In this current economic climate, Philadelphia landlords are aggressively recruiting new tenants with offers of robust rent abatement and fit out allowances. Since the commercial lease is often one of a small business's primary expenses, it is a good idea to review any proposed lease carefully before signing or making changes to your existing deal.
A thorough lease review is important so you understand not only what the lease includes, but also what the lease does not include; and what terms are implied by law. Often, we see clients presented with lease agreements that contain terms which are unenforceable in court. Although rent, term, purchase options and security deposits are always the key business terms to any lessee, there are other legal issues which must be considered.
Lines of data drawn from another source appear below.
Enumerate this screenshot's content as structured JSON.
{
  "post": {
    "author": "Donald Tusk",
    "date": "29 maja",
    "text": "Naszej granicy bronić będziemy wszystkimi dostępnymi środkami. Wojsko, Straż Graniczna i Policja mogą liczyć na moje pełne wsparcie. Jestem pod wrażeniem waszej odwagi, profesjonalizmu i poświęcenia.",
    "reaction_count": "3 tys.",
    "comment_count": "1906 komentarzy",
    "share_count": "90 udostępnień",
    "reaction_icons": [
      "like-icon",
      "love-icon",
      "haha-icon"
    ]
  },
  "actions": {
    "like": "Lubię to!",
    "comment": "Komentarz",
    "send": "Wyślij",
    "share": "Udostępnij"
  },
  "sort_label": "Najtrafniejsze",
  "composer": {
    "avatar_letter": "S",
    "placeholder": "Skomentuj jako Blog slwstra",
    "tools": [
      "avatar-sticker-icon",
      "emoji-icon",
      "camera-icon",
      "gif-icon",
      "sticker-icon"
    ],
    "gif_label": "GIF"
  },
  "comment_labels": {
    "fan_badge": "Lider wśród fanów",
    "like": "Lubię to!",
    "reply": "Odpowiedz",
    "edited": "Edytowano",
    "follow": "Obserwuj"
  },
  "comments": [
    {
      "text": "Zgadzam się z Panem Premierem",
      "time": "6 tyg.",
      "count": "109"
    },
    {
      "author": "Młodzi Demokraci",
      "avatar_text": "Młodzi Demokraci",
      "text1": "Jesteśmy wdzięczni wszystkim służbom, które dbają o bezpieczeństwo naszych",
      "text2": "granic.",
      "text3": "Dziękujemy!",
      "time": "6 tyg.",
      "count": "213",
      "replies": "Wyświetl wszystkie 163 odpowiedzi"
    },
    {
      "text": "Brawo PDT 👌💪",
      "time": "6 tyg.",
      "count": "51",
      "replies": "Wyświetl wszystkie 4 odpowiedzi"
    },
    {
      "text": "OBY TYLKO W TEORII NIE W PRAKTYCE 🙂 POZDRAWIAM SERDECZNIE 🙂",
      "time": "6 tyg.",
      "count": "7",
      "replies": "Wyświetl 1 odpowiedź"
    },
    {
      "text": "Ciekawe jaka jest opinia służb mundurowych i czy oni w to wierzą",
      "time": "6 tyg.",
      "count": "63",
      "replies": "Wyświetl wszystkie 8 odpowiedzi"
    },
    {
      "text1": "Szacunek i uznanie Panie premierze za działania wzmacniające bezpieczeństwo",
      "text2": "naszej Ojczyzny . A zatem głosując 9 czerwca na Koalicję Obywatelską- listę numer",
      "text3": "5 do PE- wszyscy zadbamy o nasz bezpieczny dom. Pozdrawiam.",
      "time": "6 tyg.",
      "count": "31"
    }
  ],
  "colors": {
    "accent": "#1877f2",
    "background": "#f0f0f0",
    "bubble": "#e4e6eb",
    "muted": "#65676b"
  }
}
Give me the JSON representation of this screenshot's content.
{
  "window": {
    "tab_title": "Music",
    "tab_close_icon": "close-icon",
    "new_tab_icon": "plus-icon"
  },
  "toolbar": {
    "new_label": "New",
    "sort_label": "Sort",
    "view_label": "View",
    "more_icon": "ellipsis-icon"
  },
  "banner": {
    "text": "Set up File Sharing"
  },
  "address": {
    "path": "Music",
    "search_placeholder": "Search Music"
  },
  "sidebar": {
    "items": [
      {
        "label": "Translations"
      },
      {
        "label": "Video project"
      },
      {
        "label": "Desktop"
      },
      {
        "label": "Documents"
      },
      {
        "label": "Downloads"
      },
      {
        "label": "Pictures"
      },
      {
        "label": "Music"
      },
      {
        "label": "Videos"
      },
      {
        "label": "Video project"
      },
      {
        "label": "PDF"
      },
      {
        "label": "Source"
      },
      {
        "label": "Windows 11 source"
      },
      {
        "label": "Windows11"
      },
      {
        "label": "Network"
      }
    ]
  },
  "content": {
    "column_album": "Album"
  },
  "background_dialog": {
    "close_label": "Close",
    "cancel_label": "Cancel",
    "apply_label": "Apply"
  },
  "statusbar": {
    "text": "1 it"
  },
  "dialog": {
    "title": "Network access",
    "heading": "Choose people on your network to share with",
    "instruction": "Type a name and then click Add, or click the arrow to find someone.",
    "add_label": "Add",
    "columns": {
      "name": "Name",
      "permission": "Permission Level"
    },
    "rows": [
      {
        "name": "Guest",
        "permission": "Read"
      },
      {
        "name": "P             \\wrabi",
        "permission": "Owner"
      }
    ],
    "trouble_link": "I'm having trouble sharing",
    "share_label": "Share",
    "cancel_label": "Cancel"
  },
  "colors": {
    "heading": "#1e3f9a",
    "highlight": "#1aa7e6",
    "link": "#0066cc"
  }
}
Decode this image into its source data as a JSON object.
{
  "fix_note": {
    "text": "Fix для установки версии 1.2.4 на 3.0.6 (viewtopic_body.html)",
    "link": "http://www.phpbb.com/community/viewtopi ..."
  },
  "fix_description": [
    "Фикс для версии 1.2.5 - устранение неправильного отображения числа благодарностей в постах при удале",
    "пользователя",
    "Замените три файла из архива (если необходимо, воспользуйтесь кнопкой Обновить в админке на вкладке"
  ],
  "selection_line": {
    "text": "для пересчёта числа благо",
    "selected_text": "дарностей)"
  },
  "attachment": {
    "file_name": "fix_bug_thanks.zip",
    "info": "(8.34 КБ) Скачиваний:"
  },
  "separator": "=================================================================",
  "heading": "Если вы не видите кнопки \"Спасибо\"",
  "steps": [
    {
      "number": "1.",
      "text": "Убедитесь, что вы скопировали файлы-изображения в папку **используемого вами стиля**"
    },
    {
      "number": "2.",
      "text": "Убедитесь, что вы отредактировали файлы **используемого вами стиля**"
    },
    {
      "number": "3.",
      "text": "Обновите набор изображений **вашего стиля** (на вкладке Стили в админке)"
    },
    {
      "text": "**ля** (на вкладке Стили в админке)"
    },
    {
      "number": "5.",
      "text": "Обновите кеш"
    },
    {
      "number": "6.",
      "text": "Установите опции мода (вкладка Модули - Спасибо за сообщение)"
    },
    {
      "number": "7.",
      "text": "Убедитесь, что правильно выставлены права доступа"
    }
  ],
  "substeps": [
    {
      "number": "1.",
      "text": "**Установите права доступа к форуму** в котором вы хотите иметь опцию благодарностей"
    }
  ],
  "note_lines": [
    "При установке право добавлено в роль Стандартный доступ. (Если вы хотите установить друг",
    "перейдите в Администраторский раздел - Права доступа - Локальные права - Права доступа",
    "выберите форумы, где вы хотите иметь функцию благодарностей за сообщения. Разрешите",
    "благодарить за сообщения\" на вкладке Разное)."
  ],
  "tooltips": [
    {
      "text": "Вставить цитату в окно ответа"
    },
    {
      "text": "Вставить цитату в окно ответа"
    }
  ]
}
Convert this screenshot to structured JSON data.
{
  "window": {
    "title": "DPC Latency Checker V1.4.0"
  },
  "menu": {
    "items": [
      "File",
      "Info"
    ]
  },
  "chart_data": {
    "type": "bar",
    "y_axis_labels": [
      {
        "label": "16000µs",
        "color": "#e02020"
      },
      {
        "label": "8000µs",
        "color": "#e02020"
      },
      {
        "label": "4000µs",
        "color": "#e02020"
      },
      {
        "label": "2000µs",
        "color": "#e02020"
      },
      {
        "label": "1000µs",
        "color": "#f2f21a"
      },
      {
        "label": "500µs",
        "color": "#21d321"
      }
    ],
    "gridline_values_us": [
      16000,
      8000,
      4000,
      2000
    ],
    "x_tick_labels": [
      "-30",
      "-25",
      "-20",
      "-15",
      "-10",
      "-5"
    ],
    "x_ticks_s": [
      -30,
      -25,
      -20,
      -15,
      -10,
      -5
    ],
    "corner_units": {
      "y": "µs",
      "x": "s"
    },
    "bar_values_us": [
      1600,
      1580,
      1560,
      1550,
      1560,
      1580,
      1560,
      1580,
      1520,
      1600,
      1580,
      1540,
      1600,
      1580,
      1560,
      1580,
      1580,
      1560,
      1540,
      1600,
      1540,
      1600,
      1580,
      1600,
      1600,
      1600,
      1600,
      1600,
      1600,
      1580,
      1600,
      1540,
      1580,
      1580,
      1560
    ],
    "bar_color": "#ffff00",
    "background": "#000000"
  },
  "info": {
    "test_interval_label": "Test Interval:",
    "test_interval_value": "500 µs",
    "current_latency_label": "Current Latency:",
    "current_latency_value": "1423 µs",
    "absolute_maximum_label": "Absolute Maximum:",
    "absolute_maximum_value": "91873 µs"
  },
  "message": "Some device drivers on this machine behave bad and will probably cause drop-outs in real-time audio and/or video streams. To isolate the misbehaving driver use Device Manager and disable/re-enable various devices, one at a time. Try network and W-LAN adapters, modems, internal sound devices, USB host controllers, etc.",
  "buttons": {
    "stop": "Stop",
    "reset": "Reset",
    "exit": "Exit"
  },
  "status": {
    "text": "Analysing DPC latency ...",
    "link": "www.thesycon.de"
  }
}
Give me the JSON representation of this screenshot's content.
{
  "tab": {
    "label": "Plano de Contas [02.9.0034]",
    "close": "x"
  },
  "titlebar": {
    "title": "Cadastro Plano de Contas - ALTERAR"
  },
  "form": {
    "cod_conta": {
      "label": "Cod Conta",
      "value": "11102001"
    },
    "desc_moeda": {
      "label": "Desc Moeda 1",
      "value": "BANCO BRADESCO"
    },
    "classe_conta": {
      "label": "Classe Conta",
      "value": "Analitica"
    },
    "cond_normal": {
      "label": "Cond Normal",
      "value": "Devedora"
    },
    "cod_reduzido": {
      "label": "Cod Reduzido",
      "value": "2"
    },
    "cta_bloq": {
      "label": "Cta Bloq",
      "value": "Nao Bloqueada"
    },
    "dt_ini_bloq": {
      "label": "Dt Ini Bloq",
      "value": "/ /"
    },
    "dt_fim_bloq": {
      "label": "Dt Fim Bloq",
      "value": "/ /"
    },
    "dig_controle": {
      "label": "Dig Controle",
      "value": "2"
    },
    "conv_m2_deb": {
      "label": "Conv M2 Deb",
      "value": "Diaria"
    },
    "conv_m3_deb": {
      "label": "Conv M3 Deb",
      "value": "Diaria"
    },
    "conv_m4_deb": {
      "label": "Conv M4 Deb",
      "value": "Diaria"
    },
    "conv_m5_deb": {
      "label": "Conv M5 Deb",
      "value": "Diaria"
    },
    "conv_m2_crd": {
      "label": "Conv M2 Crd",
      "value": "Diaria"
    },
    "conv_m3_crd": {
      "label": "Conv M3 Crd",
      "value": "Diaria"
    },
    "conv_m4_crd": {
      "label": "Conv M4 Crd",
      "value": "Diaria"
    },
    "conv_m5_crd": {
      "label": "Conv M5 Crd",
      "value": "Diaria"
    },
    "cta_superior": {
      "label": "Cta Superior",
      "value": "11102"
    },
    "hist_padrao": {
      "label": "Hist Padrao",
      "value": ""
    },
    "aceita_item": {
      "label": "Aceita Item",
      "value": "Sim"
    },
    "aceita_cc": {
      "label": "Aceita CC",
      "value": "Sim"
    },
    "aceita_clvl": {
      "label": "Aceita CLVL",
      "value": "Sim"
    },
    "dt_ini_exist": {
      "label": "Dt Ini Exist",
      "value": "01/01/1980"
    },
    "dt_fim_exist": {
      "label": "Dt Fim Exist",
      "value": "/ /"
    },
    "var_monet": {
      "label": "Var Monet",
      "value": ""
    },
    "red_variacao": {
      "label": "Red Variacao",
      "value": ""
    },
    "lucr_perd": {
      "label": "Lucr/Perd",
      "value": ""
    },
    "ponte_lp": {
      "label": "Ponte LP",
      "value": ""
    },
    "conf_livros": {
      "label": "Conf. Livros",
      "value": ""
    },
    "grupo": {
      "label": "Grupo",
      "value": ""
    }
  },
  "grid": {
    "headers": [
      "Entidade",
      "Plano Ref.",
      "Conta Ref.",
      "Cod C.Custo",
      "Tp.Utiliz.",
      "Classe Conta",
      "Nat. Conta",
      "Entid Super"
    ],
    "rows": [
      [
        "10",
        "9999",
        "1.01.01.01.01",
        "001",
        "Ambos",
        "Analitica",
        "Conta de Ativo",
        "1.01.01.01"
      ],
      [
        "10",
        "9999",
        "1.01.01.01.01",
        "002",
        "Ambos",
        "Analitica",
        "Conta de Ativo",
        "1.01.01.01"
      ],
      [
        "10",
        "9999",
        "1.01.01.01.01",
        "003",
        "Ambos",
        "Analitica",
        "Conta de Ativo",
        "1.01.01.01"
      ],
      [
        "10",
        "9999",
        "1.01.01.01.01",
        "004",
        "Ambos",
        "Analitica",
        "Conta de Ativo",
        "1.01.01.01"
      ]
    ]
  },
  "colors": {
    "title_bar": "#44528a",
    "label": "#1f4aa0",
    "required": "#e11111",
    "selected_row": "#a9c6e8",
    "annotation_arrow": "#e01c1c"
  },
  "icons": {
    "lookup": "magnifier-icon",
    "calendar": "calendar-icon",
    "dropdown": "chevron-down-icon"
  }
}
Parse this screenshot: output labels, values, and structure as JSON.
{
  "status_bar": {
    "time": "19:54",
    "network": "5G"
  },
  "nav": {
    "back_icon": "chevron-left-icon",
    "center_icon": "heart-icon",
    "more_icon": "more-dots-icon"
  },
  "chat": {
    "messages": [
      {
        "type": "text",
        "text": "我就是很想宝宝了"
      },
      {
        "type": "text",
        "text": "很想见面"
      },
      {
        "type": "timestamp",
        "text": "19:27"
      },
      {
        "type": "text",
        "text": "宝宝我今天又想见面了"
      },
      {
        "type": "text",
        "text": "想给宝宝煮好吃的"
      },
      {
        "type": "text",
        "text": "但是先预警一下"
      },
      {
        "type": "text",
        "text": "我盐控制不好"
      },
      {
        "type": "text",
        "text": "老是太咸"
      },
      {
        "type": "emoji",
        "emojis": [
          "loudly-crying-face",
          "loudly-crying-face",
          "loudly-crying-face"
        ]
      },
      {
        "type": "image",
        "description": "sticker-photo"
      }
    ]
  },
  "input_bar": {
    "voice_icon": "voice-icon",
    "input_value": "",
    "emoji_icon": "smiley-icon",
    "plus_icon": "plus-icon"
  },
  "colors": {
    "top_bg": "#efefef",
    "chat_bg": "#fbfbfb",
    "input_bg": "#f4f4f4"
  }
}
While not an exhaustive list, major issues that a tenant should consider prior to signing or renewing include:
1. Never enter into a commercial real estate lease in your individual capacity. If necessary, offer to personally guaranty part of the lease or pay a higher security deposit. Be wary of the landlord who states, "Don't worry. That is why you have insurance."
2. Pennsylvania law does not require a commercial landlord to mitigate his damages. That means the landlord can refuse to sign a replacement tenant and hold you liable for the unpaid rent. Therefore, make sure your lease requires the landlord to mitigate.
3. If a zoning change is required for you to operate your business, negotiate in advance under what circumstances the lease can be terminated if you are unable to obtain either a zoning change or variance. Also, be sure to include in your lease that your landlord has an obligation to cooperate and support you before the zoning board. This may seem like common sense, but you'd be surprised how often it becomes an issue.
4. You may be responsible under applicable law for environmental problems that occurred on the leased property prior to you getting there. Review the environmental and indemnification sections of your lease carefully and ask questions concerning prior "uses" of the property.
5. Be sure that you have meaningful rights if your landlord sells the property.